COMMENT OF THE DAY: SPACE SHUTTLE FANS WOULD’VE EATEN IT UP “I’m sorry we won’t be blessed with a shuttle. I was really looking forward to dining at the Rainforest Cafe in the payload bay.” [wilf, commenting on That’ll Show ’Em What a Magnet for Tourists Houston Really Is]
HOUSTON’S SPACE SHUTTLE TRIBUTE — IN PIECES Sure, Houston won’t be the rest home of choice for any of the space shuttles that retired intact, but what about the ones that blew up? Mayor Parker says she now supports a plan being promoted by several family members of Columbia and Challenger astronauts to store recovered remnants of the exploded Columbia orbiter in a large warehouse connected to Space Center Houston. More than 80,000 separate pieces of debris recovered from the 2003 disaster are currently stored in a 16th floor office in the Vehicle Assembly Building of Florida’s Kennedy Space Center. Parker tells the Chronicle‘s Mike Morris she thinks an exhibit of burnt and broken shuttle parts here could “create a fitting memorial to those astronauts. Not a tourist attraction, but to really recognize the commitment that Houston and Houstonians have made and the sacrifices they’ve made for space. That is an opportunity.” [Houston Politics; previously on Swamplot] Photo of Columbia debris: CollectSpace

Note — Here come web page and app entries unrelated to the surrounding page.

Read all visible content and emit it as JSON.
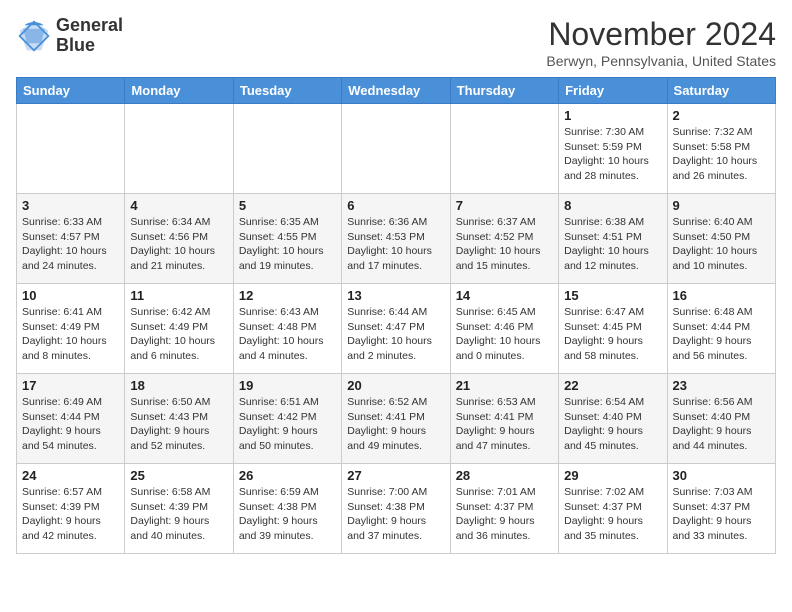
{
  "logo": {
    "line1": "General",
    "line2": "Blue"
  },
  "title": "November 2024",
  "location": "Berwyn, Pennsylvania, United States",
  "days_of_week": [
    "Sunday",
    "Monday",
    "Tuesday",
    "Wednesday",
    "Thursday",
    "Friday",
    "Saturday"
  ],
  "weeks": [
    [
      {
        "day": "",
        "info": ""
      },
      {
        "day": "",
        "info": ""
      },
      {
        "day": "",
        "info": ""
      },
      {
        "day": "",
        "info": ""
      },
      {
        "day": "",
        "info": ""
      },
      {
        "day": "1",
        "info": "Sunrise: 7:30 AM\nSunset: 5:59 PM\nDaylight: 10 hours and 28 minutes."
      },
      {
        "day": "2",
        "info": "Sunrise: 7:32 AM\nSunset: 5:58 PM\nDaylight: 10 hours and 26 minutes."
      }
    ],
    [
      {
        "day": "3",
        "info": "Sunrise: 6:33 AM\nSunset: 4:57 PM\nDaylight: 10 hours and 24 minutes."
      },
      {
        "day": "4",
        "info": "Sunrise: 6:34 AM\nSunset: 4:56 PM\nDaylight: 10 hours and 21 minutes."
      },
      {
        "day": "5",
        "info": "Sunrise: 6:35 AM\nSunset: 4:55 PM\nDaylight: 10 hours and 19 minutes."
      },
      {
        "day": "6",
        "info": "Sunrise: 6:36 AM\nSunset: 4:53 PM\nDaylight: 10 hours and 17 minutes."
      },
      {
        "day": "7",
        "info": "Sunrise: 6:37 AM\nSunset: 4:52 PM\nDaylight: 10 hours and 15 minutes."
      },
      {
        "day": "8",
        "info": "Sunrise: 6:38 AM\nSunset: 4:51 PM\nDaylight: 10 hours and 12 minutes."
      },
      {
        "day": "9",
        "info": "Sunrise: 6:40 AM\nSunset: 4:50 PM\nDaylight: 10 hours and 10 minutes."
      }
    ],
    [
      {
        "day": "10",
        "info": "Sunrise: 6:41 AM\nSunset: 4:49 PM\nDaylight: 10 hours and 8 minutes."
      },
      {
        "day": "11",
        "info": "Sunrise: 6:42 AM\nSunset: 4:49 PM\nDaylight: 10 hours and 6 minutes."
      },
      {
        "day": "12",
        "info": "Sunrise: 6:43 AM\nSunset: 4:48 PM\nDaylight: 10 hours and 4 minutes."
      },
      {
        "day": "13",
        "info": "Sunrise: 6:44 AM\nSunset: 4:47 PM\nDaylight: 10 hours and 2 minutes."
      },
      {
        "day": "14",
        "info": "Sunrise: 6:45 AM\nSunset: 4:46 PM\nDaylight: 10 hours and 0 minutes."
      },
      {
        "day": "15",
        "info": "Sunrise: 6:47 AM\nSunset: 4:45 PM\nDaylight: 9 hours and 58 minutes."
      },
      {
        "day": "16",
        "info": "Sunrise: 6:48 AM\nSunset: 4:44 PM\nDaylight: 9 hours and 56 minutes."
      }
    ],
    [
      {
        "day": "17",
        "info": "Sunrise: 6:49 AM\nSunset: 4:44 PM\nDaylight: 9 hours and 54 minutes."
      },
      {
        "day": "18",
        "info": "Sunrise: 6:50 AM\nSunset: 4:43 PM\nDaylight: 9 hours and 52 minutes."
      },
      {
        "day": "19",
        "info": "Sunrise: 6:51 AM\nSunset: 4:42 PM\nDaylight: 9 hours and 50 minutes."
      },
      {
        "day": "20",
        "info": "Sunrise: 6:52 AM\nSunset: 4:41 PM\nDaylight: 9 hours and 49 minutes."
      },
      {
        "day": "21",
        "info": "Sunrise: 6:53 AM\nSunset: 4:41 PM\nDaylight: 9 hours and 47 minutes."
      },
      {
        "day": "22",
        "info": "Sunrise: 6:54 AM\nSunset: 4:40 PM\nDaylight: 9 hours and 45 minutes."
      },
      {
        "day": "23",
        "info": "Sunrise: 6:56 AM\nSunset: 4:40 PM\nDaylight: 9 hours and 44 minutes."
      }
    ],
    [
      {
        "day": "24",
        "info": "Sunrise: 6:57 AM\nSunset: 4:39 PM\nDaylight: 9 hours and 42 minutes."
      },
      {
        "day": "25",
        "info": "Sunrise: 6:58 AM\nSunset: 4:39 PM\nDaylight: 9 hours and 40 minutes."
      },
      {
        "day": "26",
        "info": "Sunrise: 6:59 AM\nSunset: 4:38 PM\nDaylight: 9 hours and 39 minutes."
      },
      {
        "day": "27",
        "info": "Sunrise: 7:00 AM\nSunset: 4:38 PM\nDaylight: 9 hours and 37 minutes."
      },
      {
        "day": "28",
        "info": "Sunrise: 7:01 AM\nSunset: 4:37 PM\nDaylight: 9 hours and 36 minutes."
      },
      {
        "day": "29",
        "info": "Sunrise: 7:02 AM\nSunset: 4:37 PM\nDaylight: 9 hours and 35 minutes."
      },
      {
        "day": "30",
        "info": "Sunrise: 7:03 AM\nSunset: 4:37 PM\nDaylight: 9 hours and 33 minutes."
      }
    ]
  ]
}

THE EMPTY FUTURE OF THE JOHNSON SPACE CENTER Former Space Shuttle manager Wayne Hale sees the writing on the wall: “Thousands of high paid, white collar jobs are leaving the Clear Lake area as NASA and JSC wind down. The City of Houston and the State of Texas have done, well, next to nothing. Nobody gets excited; nobody tries to bring new work here, a little lip service, no real effort.
Nope, Houston does not deserve an orbiter because Houston doesn’t care.
Don’t expect JSC and its mission control to be here forever just because we are entitled to them.
No, with the level of interest that our citizens and leaders have in JSC, I soon expect to see that facility in the hands of a different federal agency. Soon the National Park Service will be leading tours through the historic – and empty – halls of the Johnson Space Center National Historic Site.
Because we just don’t care enough to do anything about it.” [Space News]